Hearing a sermon is not like hearing a lecture. It is your meeting with the living Christ.

Ditching the note-taking preaching ethos both elevates sermons and properly diminishes them. It treats a sermon as proclamation aided by the Spirit, which gives the sermon a supernatural weight. On the other hand, by treating all words in a sermon as expendable to memory, it puts the preacher’s words in the right place compared to the Scripture’s words. It diminishes the impact of a well-turned phrase and magnifies real revelation.

 

“I have often discouraged the taking of notes while I am preaching. . . . The first and primary object of preaching is not only to give information. It is, as Edwards says, to produce an impression. It is the impression at the time that matters, even more than what you can remember subsequently. . . . While you are writing your notes, you may be missing something of the impact of the Spirit.” — Martyn Lloyd-Jones, The Puritans: Their Origins and Successors (Edinburgh, 1987), page 360.
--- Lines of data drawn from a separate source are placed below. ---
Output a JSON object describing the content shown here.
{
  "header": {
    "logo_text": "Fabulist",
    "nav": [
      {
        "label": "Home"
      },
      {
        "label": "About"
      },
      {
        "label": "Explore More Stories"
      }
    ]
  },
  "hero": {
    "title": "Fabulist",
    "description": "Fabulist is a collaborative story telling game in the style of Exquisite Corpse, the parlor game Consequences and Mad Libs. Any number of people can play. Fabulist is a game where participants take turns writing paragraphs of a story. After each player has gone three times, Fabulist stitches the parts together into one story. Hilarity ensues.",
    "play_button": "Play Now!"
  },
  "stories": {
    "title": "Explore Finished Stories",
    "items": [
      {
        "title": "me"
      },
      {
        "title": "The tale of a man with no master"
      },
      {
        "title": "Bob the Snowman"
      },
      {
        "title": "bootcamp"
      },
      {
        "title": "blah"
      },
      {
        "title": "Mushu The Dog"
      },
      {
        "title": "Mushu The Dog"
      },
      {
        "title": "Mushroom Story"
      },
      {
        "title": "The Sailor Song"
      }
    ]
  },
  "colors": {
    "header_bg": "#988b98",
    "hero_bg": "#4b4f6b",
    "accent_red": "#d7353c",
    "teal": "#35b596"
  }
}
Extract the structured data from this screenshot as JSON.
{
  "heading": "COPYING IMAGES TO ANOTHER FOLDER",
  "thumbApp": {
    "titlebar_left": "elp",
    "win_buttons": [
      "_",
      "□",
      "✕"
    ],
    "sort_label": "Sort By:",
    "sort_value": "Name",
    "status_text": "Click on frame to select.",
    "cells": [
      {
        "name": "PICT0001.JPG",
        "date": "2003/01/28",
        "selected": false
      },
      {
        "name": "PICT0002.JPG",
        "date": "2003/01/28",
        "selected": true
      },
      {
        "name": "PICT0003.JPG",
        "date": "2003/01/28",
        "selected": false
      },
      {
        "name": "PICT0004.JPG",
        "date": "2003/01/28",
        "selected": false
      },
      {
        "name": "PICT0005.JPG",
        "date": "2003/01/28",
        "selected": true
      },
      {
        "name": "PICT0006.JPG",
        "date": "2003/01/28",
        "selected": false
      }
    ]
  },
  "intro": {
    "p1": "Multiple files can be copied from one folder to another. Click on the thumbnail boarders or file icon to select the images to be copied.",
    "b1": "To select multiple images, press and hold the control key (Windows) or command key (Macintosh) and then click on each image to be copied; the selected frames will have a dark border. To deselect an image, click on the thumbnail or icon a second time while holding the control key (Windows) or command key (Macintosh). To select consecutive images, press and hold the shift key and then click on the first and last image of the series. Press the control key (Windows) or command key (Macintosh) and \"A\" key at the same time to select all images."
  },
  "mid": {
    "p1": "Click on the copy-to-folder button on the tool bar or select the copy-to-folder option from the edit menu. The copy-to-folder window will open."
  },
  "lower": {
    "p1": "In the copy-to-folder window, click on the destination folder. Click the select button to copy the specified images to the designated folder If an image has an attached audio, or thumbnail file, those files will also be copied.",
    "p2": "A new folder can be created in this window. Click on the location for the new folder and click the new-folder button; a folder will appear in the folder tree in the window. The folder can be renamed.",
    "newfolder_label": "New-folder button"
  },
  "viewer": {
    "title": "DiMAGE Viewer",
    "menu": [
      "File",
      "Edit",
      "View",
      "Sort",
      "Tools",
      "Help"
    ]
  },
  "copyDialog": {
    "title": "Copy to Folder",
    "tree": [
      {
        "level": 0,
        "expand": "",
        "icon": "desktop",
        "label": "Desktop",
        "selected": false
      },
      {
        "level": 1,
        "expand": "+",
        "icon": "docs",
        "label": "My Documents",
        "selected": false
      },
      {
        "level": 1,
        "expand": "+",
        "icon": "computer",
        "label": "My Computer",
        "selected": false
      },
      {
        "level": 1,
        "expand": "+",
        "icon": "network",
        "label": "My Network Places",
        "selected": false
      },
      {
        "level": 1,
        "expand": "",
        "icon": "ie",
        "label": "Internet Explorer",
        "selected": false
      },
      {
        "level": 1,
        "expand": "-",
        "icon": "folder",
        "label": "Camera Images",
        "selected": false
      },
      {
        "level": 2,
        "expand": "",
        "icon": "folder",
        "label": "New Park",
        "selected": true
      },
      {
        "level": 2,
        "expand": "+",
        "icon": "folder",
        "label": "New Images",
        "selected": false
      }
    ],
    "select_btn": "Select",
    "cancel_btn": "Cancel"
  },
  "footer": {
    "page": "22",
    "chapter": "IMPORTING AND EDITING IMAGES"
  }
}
Ray Ortlund adds:

Hearing a sermon is not like hearing a lecture. It is your meeting with the living Christ. It is you seeing his glory, so that you can feel it and be changed by it. Let’s pay attention to him and what he means a sermon to be, lest we miss him.

Some thoughts of my own:

  1. I began rethinking what preaching is about the time I began growing disillusioned with the “6 Steps to Successful Yada Yada Yada” I had been fed in church for nearly 15 years. At that time, we didn’t often have to take notes, as a fill-in-the-blank notesheet was usually provided. This many of us would dutifully complete, filling in the missing alliterations, then when the service was over, fold in half, stuff in our pockets, and later find converted back to pulp when the laundry was done.
  2. It is difficult for people accustomed to 6 handy steps with accompanying Bible verses to transition to proclamational preaching. I learned this first when preaching this way in a young adult service hosted by an attractional church that preached the other way. There was category confusion. The sermons didn’t seem bullet-pointy, so there was difficulty sensing the narrative. And, honestly, I really stunk at easing the transition.
  3. I first began thinking about note-taking in relation to what preaching is when I heard Tim Keller, echoing Lloyd-Jones, say in a sermon, “I don’t mind if you take notes at the beginning of a message, but if you’re still taking notes at the end, I feel like I haven’t brought it home.” I thought to myself then, “Hmmm.” It resonated with me and how I both was experiencing the kind of preaching I found to exalt Christ and the kind of preaching I was trying to get better at.

Read More



×

2017 Matching Funds Campaign: $2205 raised of $7000 goal. Donate now!